We'd have a one-time opportunity to encourage their cooperation because health care providers will know that for the next three years, a portion of the population which had previously been receiving services with no reimbursement to the hospitals or doctors, will now have insurance.
But those same providers would clearly know that coverage for that population will go away unless they can prove to us that at the end of three years, when we start paying a percentage of the costs of the new population our total costs would stay flat.
That is a high bar for our providers. But I'm convinced that they can do it, and my conviction is based on the fact that the hospitals and medical providers have put a lot of sincere effort into working with us toward payment reform. I cannot emphasize enough how much I've been impressed with our hospitals' willingness to work with us.
To succeed, we also need cooperation from the Department of Health and Human Services, and we can't get the same assurances from them at this point.
Until we get those assurances, I cannot recommend to you that we move forward on this plan. Our budget amendment will not include language to accept the federal funds.
There are a lot of federal requirements that come with Medicaid that make it difficult to provide quality care in the most cost-effective way possible. Instead of insuring more people through an inherently flawed system, we'd hoped to purchase private insurance to insure as many as 175,000 more Tennesseans.
To do that, HHS says we have to provide additional benefits, above and beyond what everyone else in the exchange will receive.
We'll also have to follow certain Medicaid-driven guidelines when it comes to co-pays and the appeals process instead of allowing these individuals to be treated like everyone else in private insurance plans.
The end result is that these Tennesseans would be receiving services from both the private insurer and TennCare.
We have experience with such a scenario today in the form of dual eligibles – people who receive both Medicare and TennCare. It is dysfunctional and not in the state's best interest to set up again.
The whole reason to accept these federal dollars would be to leverage them to shape and impact health care coverage in Tennessee.
All we're asking from Washington is to allow us to use the funds to provide coverage on the health care exchange in the same way many other Tennesseans will access coverage whether or not we expand. It's a reasonable ask.
In the past several years, Tennessee has shown the nation how to produce true reform in education, based on students' results and educational outcome. We are beginning to do the same thing with reforming government service – again by measuring outcome and results rather than just years of service as a state employee.

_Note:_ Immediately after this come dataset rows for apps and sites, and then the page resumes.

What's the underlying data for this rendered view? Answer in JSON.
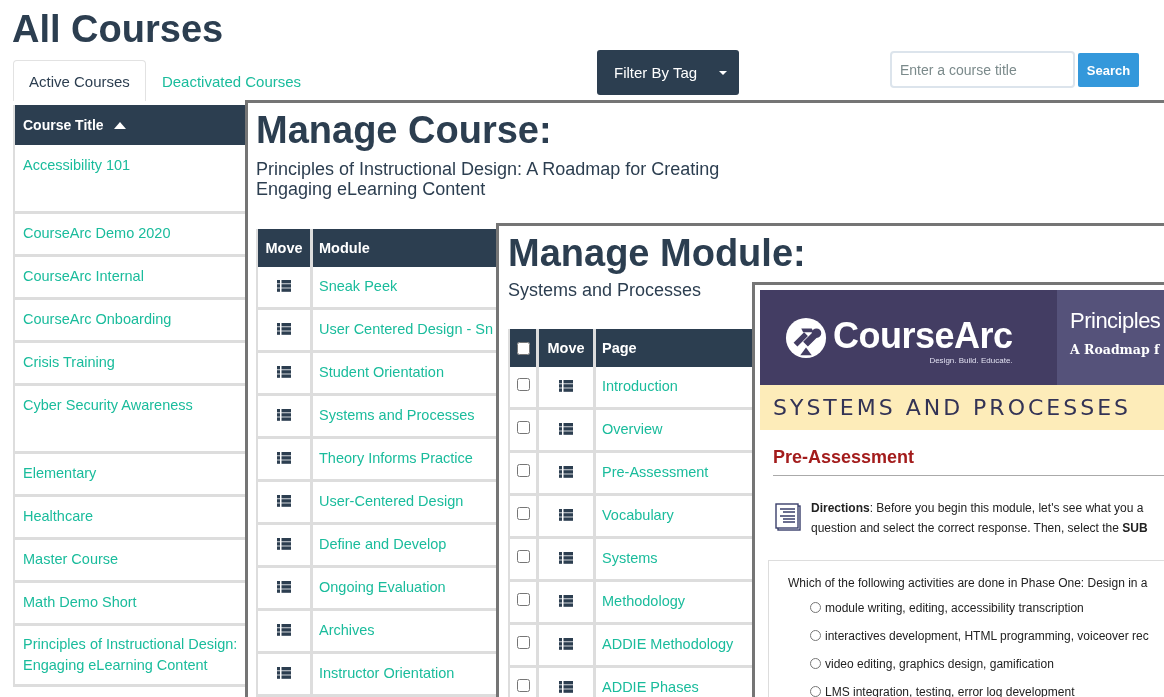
{
  "page": {
    "title": "All Courses"
  },
  "tabs": [
    {
      "label": "Active Courses",
      "selected": true
    },
    {
      "label": "Deactivated Courses",
      "selected": false
    }
  ],
  "filter_button": {
    "label": "Filter By Tag"
  },
  "search": {
    "placeholder": "Enter a course title",
    "button": "Search"
  },
  "courses_table": {
    "column": {
      "label": "Course Title",
      "sort_ascending": true
    },
    "rows": [
      "Accessibility 101",
      "CourseArc Demo 2020",
      "CourseArc Internal",
      "CourseArc Onboarding",
      "Crisis Training",
      "Cyber Security Awareness",
      "Elementary",
      "Healthcare",
      "Master Course",
      "Math Demo Short",
      "Principles of Instructional Design: Engaging eLearning Content"
    ]
  },
  "manage_course": {
    "title": "Manage Course:",
    "subtitle": "Principles of Instructional Design: A Roadmap for Creating Engaging eLearning Content",
    "columns": [
      "Move",
      "Module"
    ],
    "rows": [
      "Sneak Peek",
      "User Centered Design - Sn",
      "Student Orientation",
      "Systems and Processes",
      "Theory Informs Practice",
      "User-Centered Design",
      "Define and Develop",
      "Ongoing Evaluation",
      "Archives",
      "Instructor Orientation"
    ]
  },
  "manage_module": {
    "title": "Manage Module:",
    "subtitle": "Systems and Processes",
    "select_all_checked": false,
    "columns": [
      "Move",
      "Page"
    ],
    "rows": [
      {
        "title": "Introduction",
        "checked": false
      },
      {
        "title": "Overview",
        "checked": false
      },
      {
        "title": "Pre-Assessment",
        "checked": false
      },
      {
        "title": "Vocabulary",
        "checked": false
      },
      {
        "title": "Systems",
        "checked": false
      },
      {
        "title": "Methodology",
        "checked": false
      },
      {
        "title": "ADDIE Methodology",
        "checked": false
      },
      {
        "title": "ADDIE Phases",
        "checked": false
      }
    ]
  },
  "page_preview": {
    "logo_name": "CourseArc",
    "logo_tagline": "Design. Build. Educate.",
    "banner_title": "Principles",
    "banner_subtitle": "A Roadmap f",
    "section_title": "SYSTEMS AND PROCESSES",
    "heading": "Pre-Assessment",
    "directions": [
      "**Directions**: Before you begin this module, let's see what you a",
      "question and select the correct response. Then, select the **SUB**"
    ],
    "question": "Which of the following activities are done in Phase One: Design in a",
    "options": [
      {
        "label": "module writing, editing, accessibility transcription",
        "selected": false
      },
      {
        "label": "interactives development, HTML programming, voiceover rec",
        "selected": false
      },
      {
        "label": "video editing, graphics design, gamification",
        "selected": false
      },
      {
        "label": "LMS integration, testing, error log development",
        "selected": false
      }
    ]
  }
}
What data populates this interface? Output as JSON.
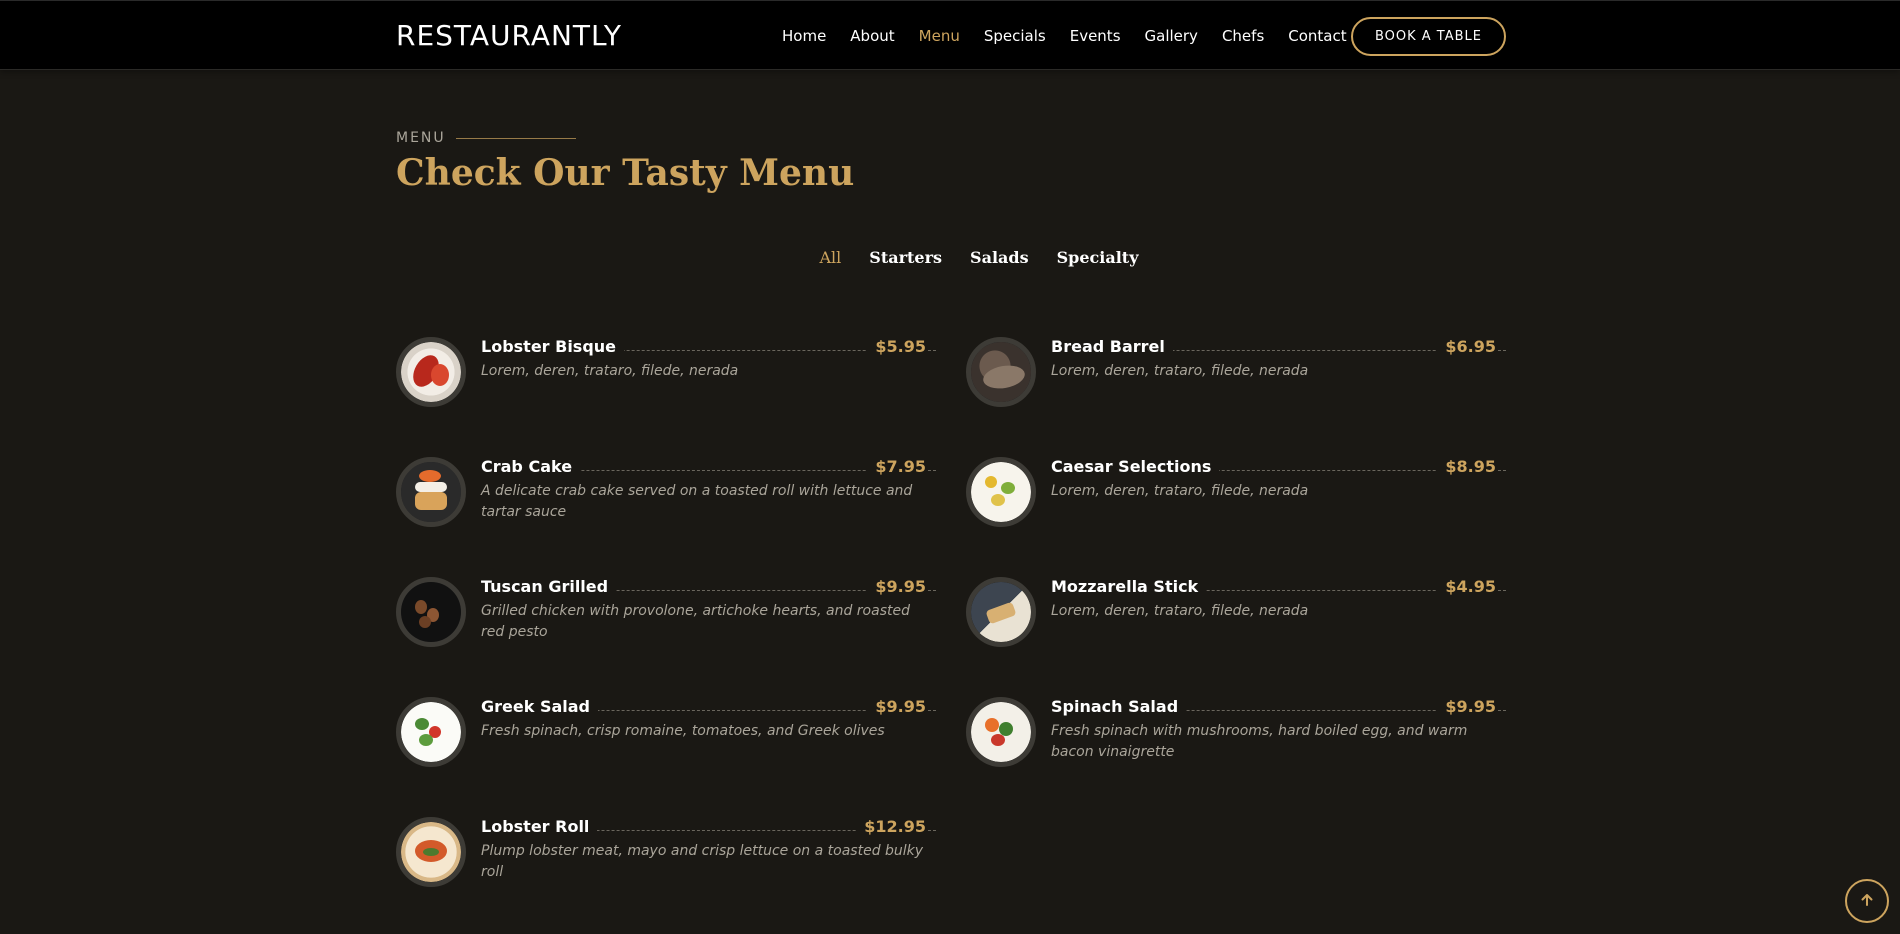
{
  "header": {
    "logo": "RESTAURANTLY",
    "nav": [
      "Home",
      "About",
      "Menu",
      "Specials",
      "Events",
      "Gallery",
      "Chefs",
      "Contact"
    ],
    "active_nav": "Menu",
    "book_button": "BOOK A TABLE"
  },
  "section": {
    "label": "MENU",
    "title": "Check Our Tasty Menu"
  },
  "filters": [
    "All",
    "Starters",
    "Salads",
    "Specialty"
  ],
  "active_filter": "All",
  "menu": [
    {
      "name": "Lobster Bisque",
      "price": "$5.95",
      "desc": "Lorem, deren, trataro, filede, nerada",
      "image": "lobster-bisque-image"
    },
    {
      "name": "Bread Barrel",
      "price": "$6.95",
      "desc": "Lorem, deren, trataro, filede, nerada",
      "image": "bread-barrel-image"
    },
    {
      "name": "Crab Cake",
      "price": "$7.95",
      "desc": "A delicate crab cake served on a toasted roll with lettuce and tartar sauce",
      "image": "crab-cake-image"
    },
    {
      "name": "Caesar Selections",
      "price": "$8.95",
      "desc": "Lorem, deren, trataro, filede, nerada",
      "image": "caesar-selections-image"
    },
    {
      "name": "Tuscan Grilled",
      "price": "$9.95",
      "desc": "Grilled chicken with provolone, artichoke hearts, and roasted red pesto",
      "image": "tuscan-grilled-image"
    },
    {
      "name": "Mozzarella Stick",
      "price": "$4.95",
      "desc": "Lorem, deren, trataro, filede, nerada",
      "image": "mozzarella-stick-image"
    },
    {
      "name": "Greek Salad",
      "price": "$9.95",
      "desc": "Fresh spinach, crisp romaine, tomatoes, and Greek olives",
      "image": "greek-salad-image"
    },
    {
      "name": "Spinach Salad",
      "price": "$9.95",
      "desc": "Fresh spinach with mushrooms, hard boiled egg, and warm bacon vinaigrette",
      "image": "spinach-salad-image"
    },
    {
      "name": "Lobster Roll",
      "price": "$12.95",
      "desc": "Plump lobster meat, mayo and crisp lettuce on a toasted bulky roll",
      "image": "lobster-roll-image"
    }
  ],
  "colors": {
    "accent": "#cda45e",
    "background": "#1a1814",
    "header_bg": "#000000",
    "muted_text": "#aaa59a"
  },
  "scroll_top_icon": "arrow-up-icon"
}
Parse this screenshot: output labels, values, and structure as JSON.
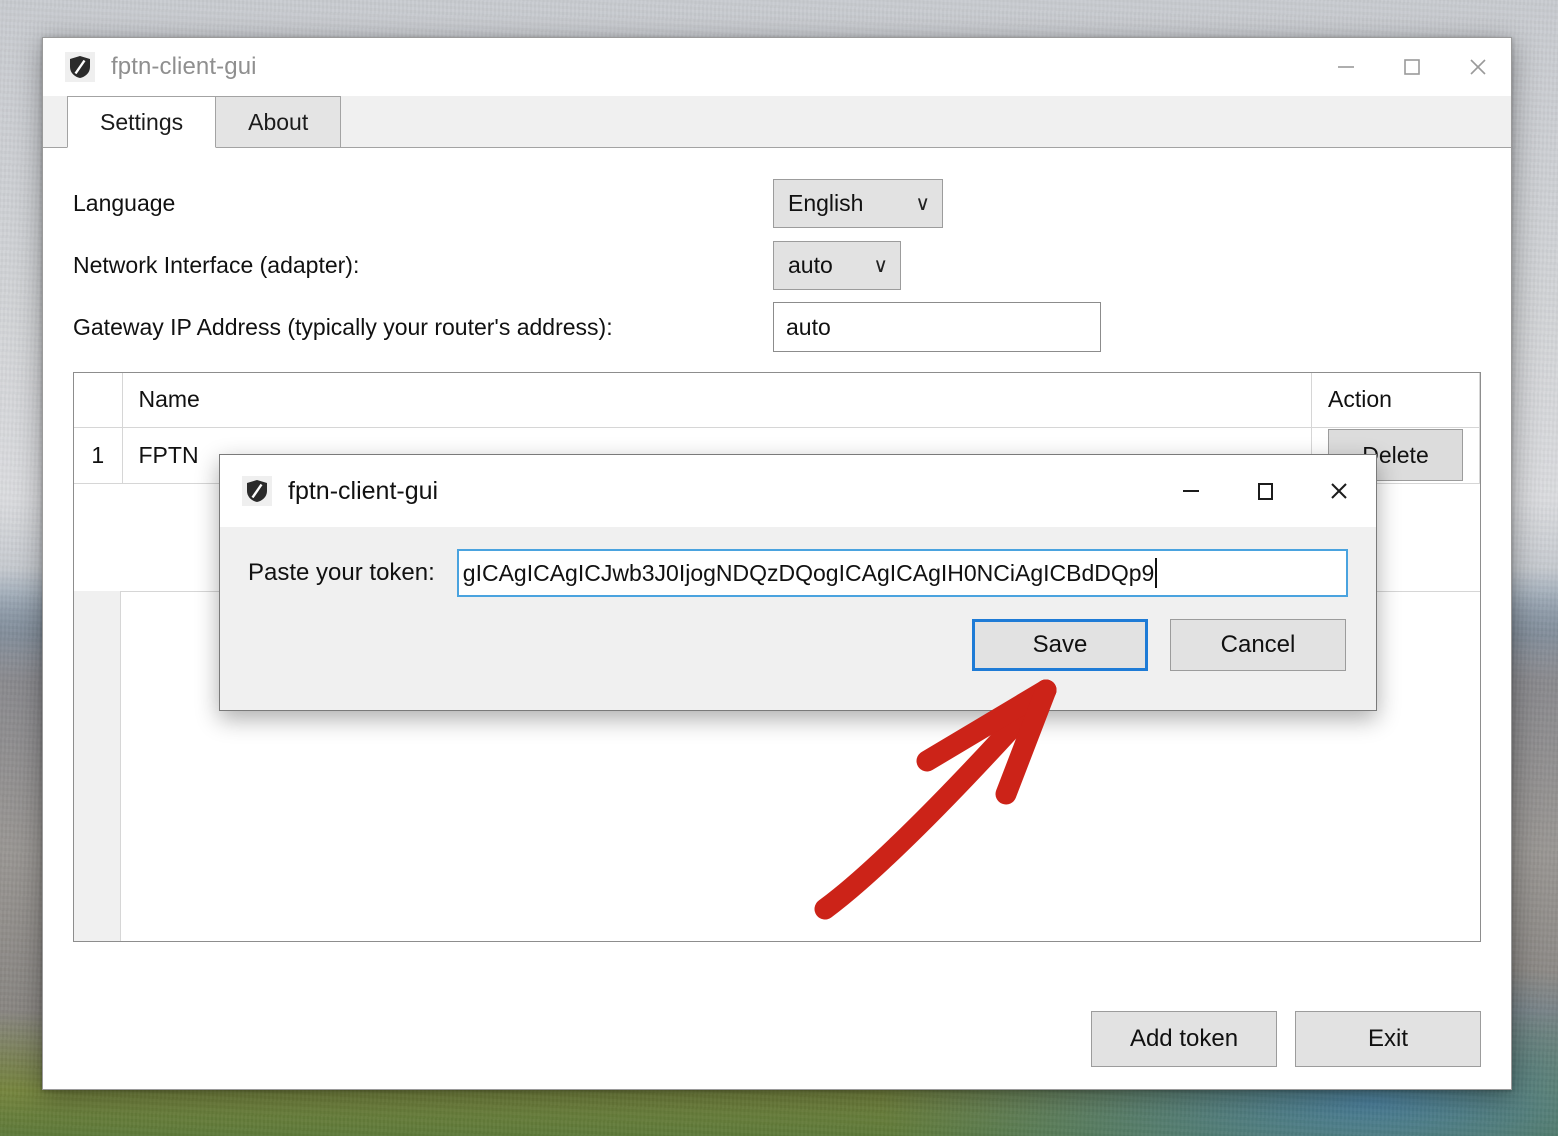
{
  "main_window": {
    "title": "fptn-client-gui",
    "icon": "shield-icon",
    "controls": {
      "minimize": "—",
      "maximize": "□",
      "close": "✕"
    },
    "tabs": [
      {
        "label": "Settings",
        "active": true
      },
      {
        "label": "About",
        "active": false
      }
    ],
    "settings": {
      "language": {
        "label": "Language",
        "value": "English",
        "caret": "∨"
      },
      "adapter": {
        "label": "Network Interface (adapter):",
        "value": "auto",
        "caret": "∨"
      },
      "gateway": {
        "label": "Gateway IP Address (typically your router's address):",
        "value": "auto"
      }
    },
    "tokens_table": {
      "columns": [
        "",
        "Name",
        "Action"
      ],
      "rows": [
        {
          "num": "1",
          "name": "FPTN",
          "action": "Delete"
        }
      ]
    },
    "footer_buttons": [
      {
        "label": "Add token"
      },
      {
        "label": "Exit"
      }
    ]
  },
  "dialog": {
    "title": "fptn-client-gui",
    "icon": "shield-icon",
    "controls": {
      "minimize": "—",
      "maximize": "□",
      "close": "✕"
    },
    "token_label": "Paste your token:",
    "token_value": "gICAgICAgICJwb3J0IjogNDQzDQogICAgICAgIH0NCiAgICBdDQp9",
    "buttons": [
      {
        "label": "Save",
        "default": true
      },
      {
        "label": "Cancel",
        "default": false
      }
    ]
  },
  "annotation": {
    "type": "arrow",
    "color": "#cc2318",
    "points_to": "Save"
  }
}
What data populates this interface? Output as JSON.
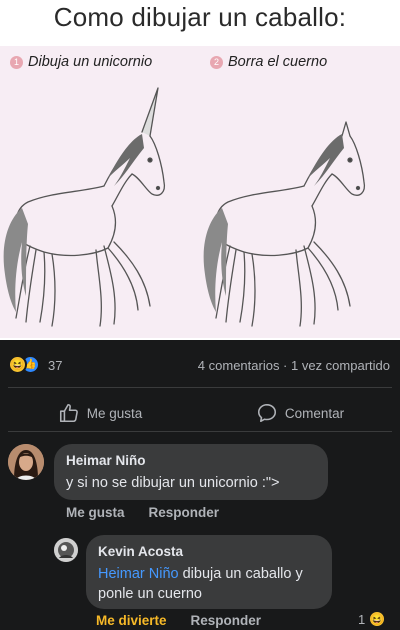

I honestly feel that we have a once in a lifetime opportunity to do the same thing in healthcare: To have a healthcare system that is based on outcomes. To have a healthcare system that is based on a healthier Tennessee, which I think we can all agree is essential for our future.
Our plan can save Tennessee money, and if it does, it will also save the federal government at least three dollars for every one dollar we save and in some cases even more.
I believe that Tennessee can be a model for what true healthcare reform looks like – to cover more Tennesseans and to take significant steps to save Tennessee and the United States from the unsustainable path we are on now.
So here are my two promises: First, we commit to you that we have no intention of pursuing this path without your engagement, involvement and approval. Second, we'll continue to pursue a vision for a healthier Tennessee with access to health care, but at a lower cost for our state and our country.
It's my hope that we can provide quality healthcare for more Tennesseans while transforming the relationship among health care users, providers and payers. If Tennessee can do that, we all win.
Thank you for the privilege of being here and for the honor of working with you as your Governor.